The 38th annual Police Conference at Cumberland Lodge, in June 2019, brought together a specialist group of police, academics, NGOs and policymakers to discuss how gangs operate, the police response, and creative solutions for tackling organised crime.
Leading figures such as Lord Victor Adebowale, the Metropolitan Police Commissioner Cressida Dick, and head of the Gangs SOS project at the St Giles Trust, Junior Smart, all contributed to the debate, which shed light on many aspects of gang crime.
The attractions of gang culture
Young black men are over-represented in gangs. This is partly due to overlaps between social deprivation and black communities, especially in cities. Growing up in deprived areas, young people can lose hope for the future, and criminality becomes an attractive economic opportunity.
However, this is an oversimplification. More organised gangs have mafia-like traits, with a strong sense of belonging and status among members. These are toxic attractions for vulnerable young people, who can often be intimidated and coerced by gangs.
Schooling can contribute to the gang problem: increasing exclusion rates and substandard pupil referral units marginalise troubled youngsters, making them easy recruits for criminals.
Interventions and dissuasion
Although there are different kinds of gangs (from minor criminal groups to major organised networks), they have all become more tech-savvy. Encrypted digital communications (WhatsApp etc.) have enabled ‘County Lines’ gangs to emerge, where drug runners are dispatched from cities to deal in smaller towns. These gangs can be harder to deal with, as they cut across different police forces and keep their members on the move.
In policing gangs, the way in which members are viewed is very important. Specifically, the distinction between victim and perpetrator is key: are teenagers with a history of trauma, mental health needs and poor social environments really criminals, or are they victims in need of support?
This question must be considered on a case-by-case basis, with appropriate police intervention.
Various charities that were represented at the conference, including Turning Point, SOS Response, St Giles Trust and Safer London, are actively supporting those affected by gangs.
There is clearly a need for more focus on youth communities in deprived communities: specifically, safe places where young people can go to socialise, meet role models and engage in team activities.
In at-risk communities, reformed ex-gang members are the most credible messengers for dissuading children from gangs, as they can best relate to the individuals involved.
Many conclusions and action points emerged from the stimulating discussions and case studies at the conference:
- An urgent review is needed on school exclusions and pupil referral units, which can place young people at greater risk of gang recruitment.
- Charities, safeguarding teams and police must communicate more effectively to co-ordinate gang intervention.
- Year-on-year funding cycles for charities, and safeguarding projects, hamper the development of the longer-term interventions required. Government project funding should be awarded on a multi-year basis.
- The cost-effectiveness of public investment should be redefined to focus on future crime prevention, as well as responding to ongoing crime.
- Visible policing, and community confidence building through a greater use of school-based officers, could reassure residents in affected areas and improve the safety of vulnerable children.

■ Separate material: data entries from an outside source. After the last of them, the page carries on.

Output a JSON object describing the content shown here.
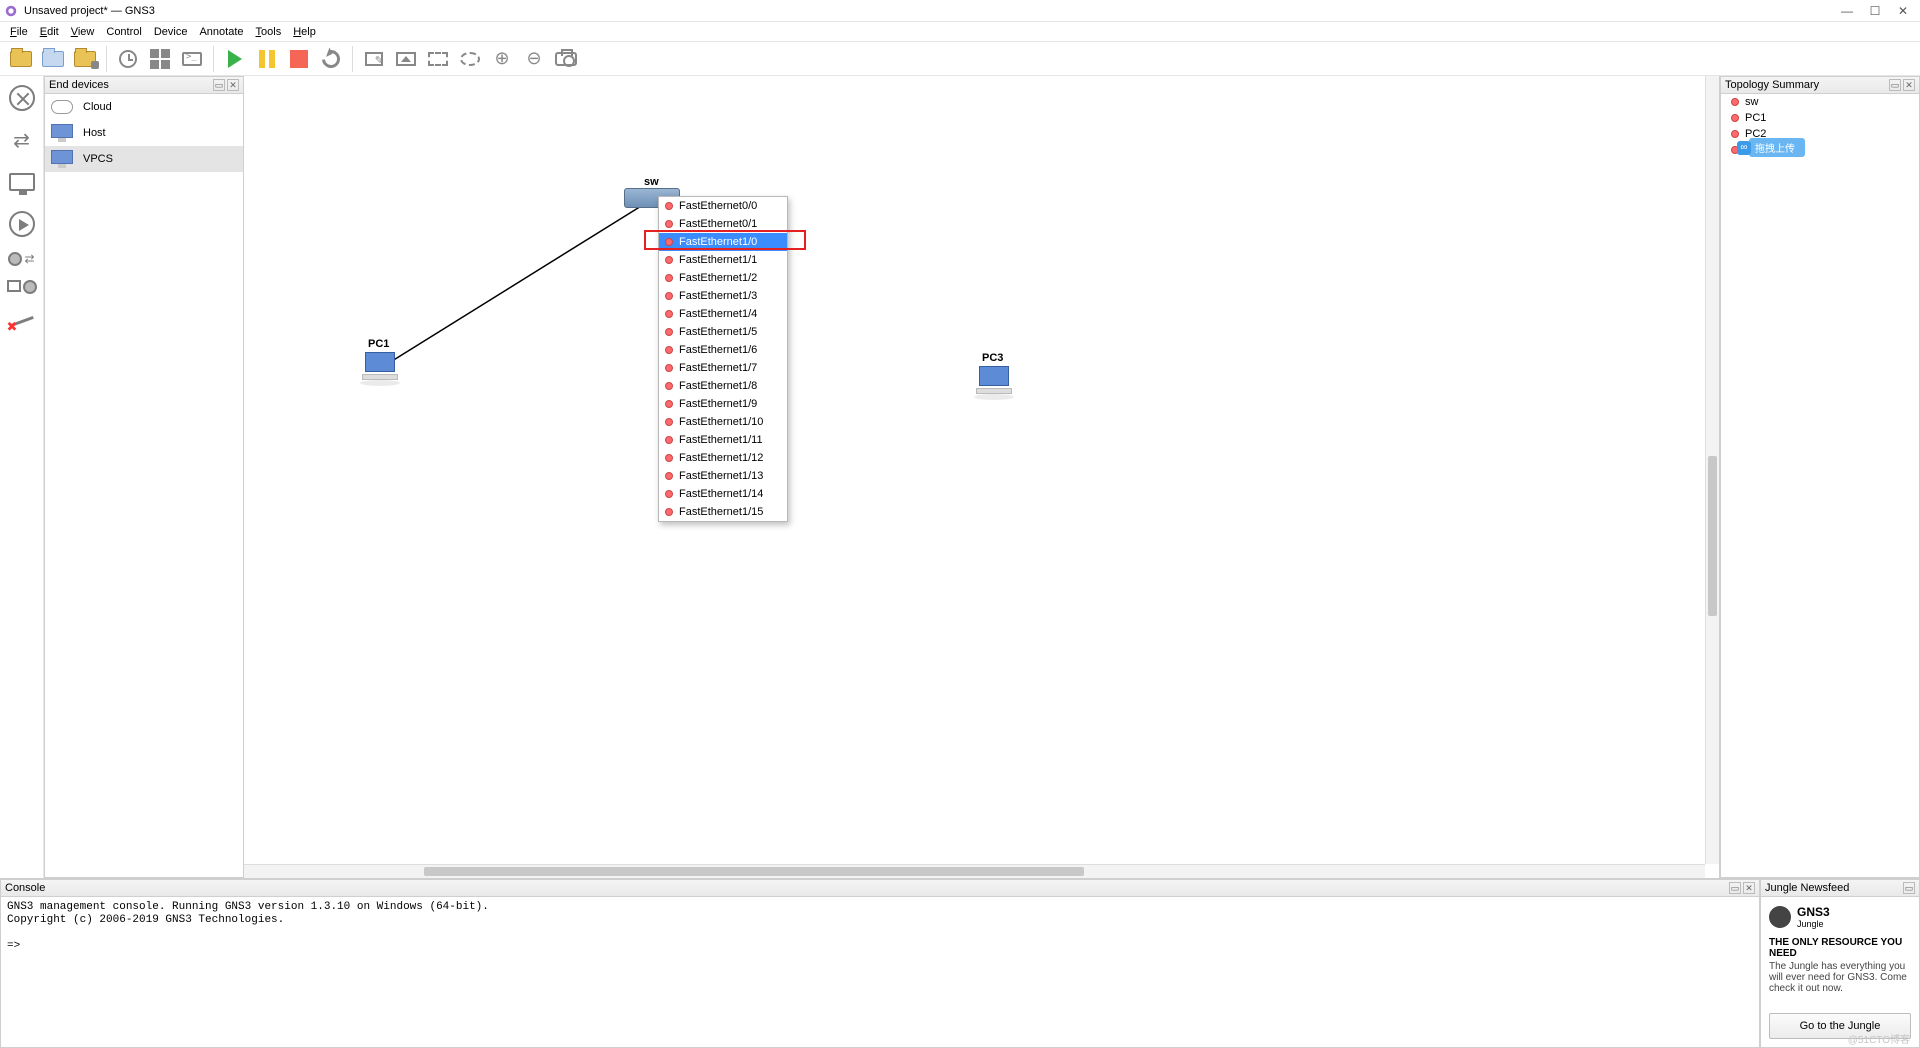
{
  "window": {
    "title": "Unsaved project* — GNS3"
  },
  "menu": {
    "items": [
      "File",
      "Edit",
      "View",
      "Control",
      "Device",
      "Annotate",
      "Tools",
      "Help"
    ]
  },
  "panels": {
    "end_devices": {
      "title": "End devices",
      "items": [
        "Cloud",
        "Host",
        "VPCS"
      ],
      "selected": 2
    },
    "topology": {
      "title": "Topology Summary",
      "items": [
        "sw",
        "PC1",
        "PC2",
        "PC3"
      ]
    },
    "console": {
      "title": "Console",
      "lines": "GNS3 management console. Running GNS3 version 1.3.10 on Windows (64-bit).\nCopyright (c) 2006-2019 GNS3 Technologies.\n\n=>"
    },
    "jungle": {
      "title": "Jungle Newsfeed",
      "brand": "GNS3",
      "brand_sub": "Jungle",
      "headline": "THE ONLY RESOURCE YOU NEED",
      "blurb": "The Jungle has everything you will ever need for GNS3. Come check it out now.",
      "button": "Go to the Jungle"
    }
  },
  "canvas": {
    "nodes": {
      "sw": "sw",
      "pc1": "PC1",
      "pc3": "PC3"
    }
  },
  "context_menu": {
    "highlighted_index": 2,
    "items": [
      "FastEthernet0/0",
      "FastEthernet0/1",
      "FastEthernet1/0",
      "FastEthernet1/1",
      "FastEthernet1/2",
      "FastEthernet1/3",
      "FastEthernet1/4",
      "FastEthernet1/5",
      "FastEthernet1/6",
      "FastEthernet1/7",
      "FastEthernet1/8",
      "FastEthernet1/9",
      "FastEthernet1/10",
      "FastEthernet1/11",
      "FastEthernet1/12",
      "FastEthernet1/13",
      "FastEthernet1/14",
      "FastEthernet1/15"
    ]
  },
  "misc": {
    "upload_badge": "拖拽上传",
    "watermark": "@51CTO博客"
  }
}
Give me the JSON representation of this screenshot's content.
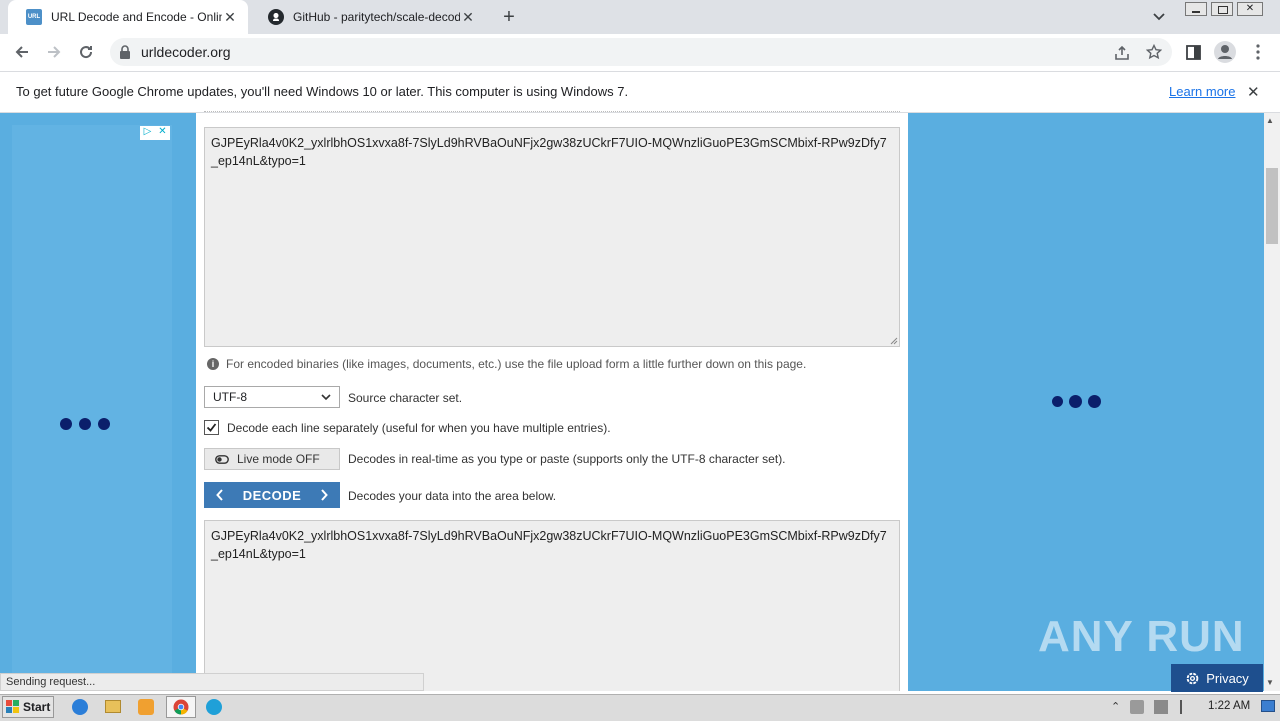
{
  "browser": {
    "tabs": [
      {
        "title": "URL Decode and Encode - Online",
        "favicon": "urldecoder-favicon",
        "active": true
      },
      {
        "title": "GitHub - paritytech/scale-decode: De",
        "favicon": "github-icon",
        "active": false
      }
    ],
    "new_tab_label": "+",
    "url": "urldecoder.org"
  },
  "infobar": {
    "message": "To get future Google Chrome updates, you'll need Windows 10 or later. This computer is using Windows 7.",
    "link": "Learn more"
  },
  "page": {
    "input_text": "GJPEyRla4v0K2_yxlrlbhOS1xvxa8f-7SlyLd9hRVBaOuNFjx2gw38zUCkrF7UIO-MQWnzliGuoPE3GmSCMbixf-RPw9zDfy7_ep14nL&typo=1",
    "binary_note": "For encoded binaries (like images, documents, etc.) use the file upload form a little further down on this page.",
    "charset": {
      "selected": "UTF-8",
      "label": "Source character set."
    },
    "decode_each_line": {
      "checked": true,
      "label": "Decode each line separately (useful for when you have multiple entries)."
    },
    "live_mode": {
      "button": "Live mode OFF",
      "label": "Decodes in real-time as you type or paste (supports only the UTF-8 character set)."
    },
    "decode": {
      "button": "DECODE",
      "label": "Decodes your data into the area below."
    },
    "output_text": "GJPEyRla4v0K2_yxlrlbhOS1xvxa8f-7SlyLd9hRVBaOuNFjx2gw38zUCkrF7UIO-MQWnzliGuoPE3GmSCMbixf-RPw9zDfy7_ep14nL&typo=1"
  },
  "status": "Sending request...",
  "privacy": "Privacy",
  "watermark": "ANY RUN",
  "taskbar": {
    "start": "Start",
    "clock": "1:22 AM"
  },
  "colors": {
    "accent": "#3d7ab6",
    "ad_bg": "#5aaee0",
    "link": "#1a73e8"
  }
}
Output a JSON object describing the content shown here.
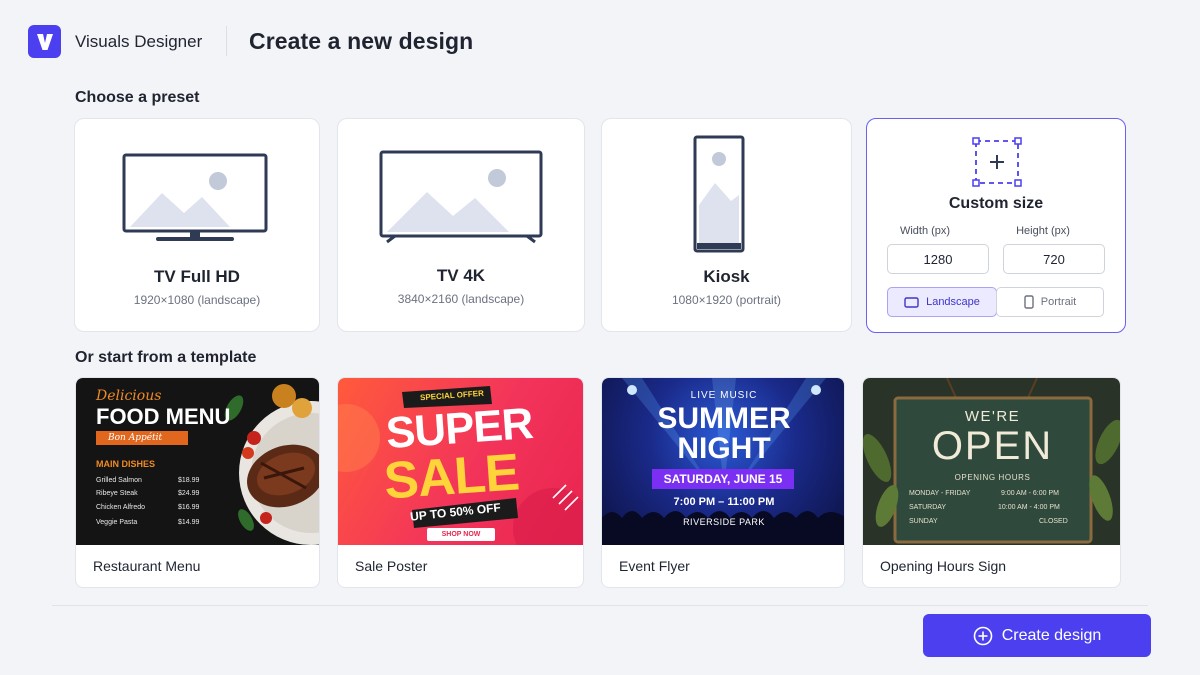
{
  "header": {
    "logo_letter": "V",
    "app_name": "Visuals Designer",
    "page_title": "Create a new design"
  },
  "presets": {
    "section_label": "Choose a preset",
    "items": [
      {
        "name": "TV Full HD",
        "dims": "1920×1080 (landscape)",
        "icon": "tv-icon"
      },
      {
        "name": "TV 4K",
        "dims": "3840×2160 (landscape)",
        "icon": "tv-4k-icon"
      },
      {
        "name": "Kiosk",
        "dims": "1080×1920 (portrait)",
        "icon": "kiosk-icon"
      }
    ],
    "custom": {
      "title": "Custom size",
      "width_label": "Width (px)",
      "height_label": "Height (px)",
      "width_value": "1280",
      "height_value": "720",
      "landscape_label": "Landscape",
      "portrait_label": "Portrait",
      "selected_orientation": "Landscape"
    }
  },
  "templates": {
    "section_label": "Or start from a template",
    "items": [
      {
        "name": "Restaurant Menu",
        "thumb": {
          "script_title": "Delicious",
          "title": "FOOD MENU",
          "ribbon": "Bon Appétit",
          "section": "MAIN DISHES",
          "rows": [
            {
              "item": "Grilled Salmon",
              "price": "$18.99"
            },
            {
              "item": "Ribeye Steak",
              "price": "$24.99"
            },
            {
              "item": "Chicken Alfredo",
              "price": "$16.99"
            },
            {
              "item": "Veggie Pasta",
              "price": "$14.99"
            }
          ]
        }
      },
      {
        "name": "Sale Poster",
        "thumb": {
          "tag": "SPECIAL OFFER",
          "line1": "SUPER",
          "line2": "SALE",
          "discount": "UP TO 50% OFF",
          "cta": "SHOP NOW"
        }
      },
      {
        "name": "Event Flyer",
        "thumb": {
          "kicker": "LIVE MUSIC",
          "line1": "SUMMER",
          "line2": "NIGHT",
          "date": "SATURDAY, JUNE 15",
          "time": "7:00 PM – 11:00 PM",
          "venue": "RIVERSIDE PARK"
        }
      },
      {
        "name": "Opening Hours Sign",
        "thumb": {
          "line1": "WE'RE",
          "line2": "OPEN",
          "subtitle": "OPENING HOURS",
          "rows": [
            {
              "days": "MONDAY - FRIDAY",
              "hours": "9:00 AM - 6:00 PM"
            },
            {
              "days": "SATURDAY",
              "hours": "10:00 AM - 4:00 PM"
            },
            {
              "days": "SUNDAY",
              "hours": "CLOSED"
            }
          ]
        }
      }
    ]
  },
  "footer": {
    "create_label": "Create design"
  },
  "colors": {
    "accent": "#4b3ff0",
    "accent_soft": "#eceafe",
    "background": "#f3f4f7",
    "card_border": "#e2e5ec",
    "illustration_stroke": "#2f3a55",
    "illustration_fill": "#dde2ee"
  }
}
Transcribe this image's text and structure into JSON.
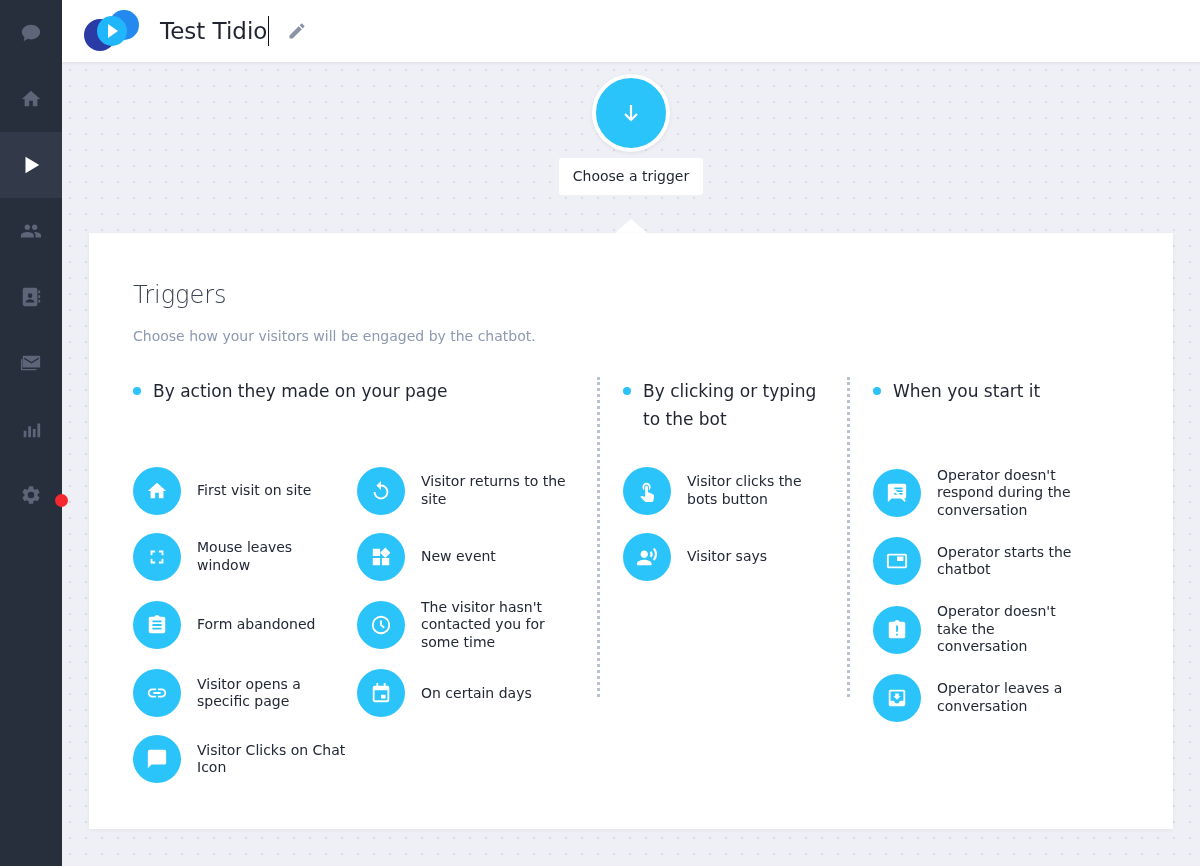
{
  "sidebar": {
    "items": [
      {
        "selected": false,
        "notification": false
      },
      {
        "selected": false,
        "notification": false
      },
      {
        "selected": true,
        "notification": false
      },
      {
        "selected": false,
        "notification": false
      },
      {
        "selected": false,
        "notification": false
      },
      {
        "selected": false,
        "notification": false
      },
      {
        "selected": false,
        "notification": false
      },
      {
        "selected": false,
        "notification": true
      }
    ]
  },
  "header": {
    "title": "Test Tidio",
    "editing": true
  },
  "start_node": {
    "label": "Choose a trigger"
  },
  "panel": {
    "title": "Triggers",
    "subtitle": "Choose how your visitors will be engaged by the chatbot.",
    "groups": [
      {
        "title": "By action they made on your page",
        "items": [
          {
            "label": "First visit on site"
          },
          {
            "label": "Visitor returns to the site"
          },
          {
            "label": "Mouse leaves window"
          },
          {
            "label": "New event"
          },
          {
            "label": "Form abandoned"
          },
          {
            "label": "The visitor hasn't contacted you for some time"
          },
          {
            "label": "Visitor opens a specific page"
          },
          {
            "label": "On certain days"
          },
          {
            "label": "Visitor Clicks on Chat Icon"
          }
        ]
      },
      {
        "title": "By clicking or typing to the bot",
        "items": [
          {
            "label": "Visitor clicks the bots button"
          },
          {
            "label": "Visitor says"
          }
        ]
      },
      {
        "title": "When you start it",
        "items": [
          {
            "label": "Operator doesn't respond during the conversation"
          },
          {
            "label": "Operator starts the chatbot"
          },
          {
            "label": "Operator doesn't take the conversation"
          },
          {
            "label": "Operator leaves a conversation"
          }
        ]
      }
    ]
  }
}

The outcomes and recommendations from this conference will inform a Cumberland Lodge Report, due to be launched in London later this year, with the aim of influencing policy and improving public awareness and understanding of gang culture and early intervention and prevention strategies.
About the author
Find out more about Jack Parsons and his involvement with Cumberland Lodge here.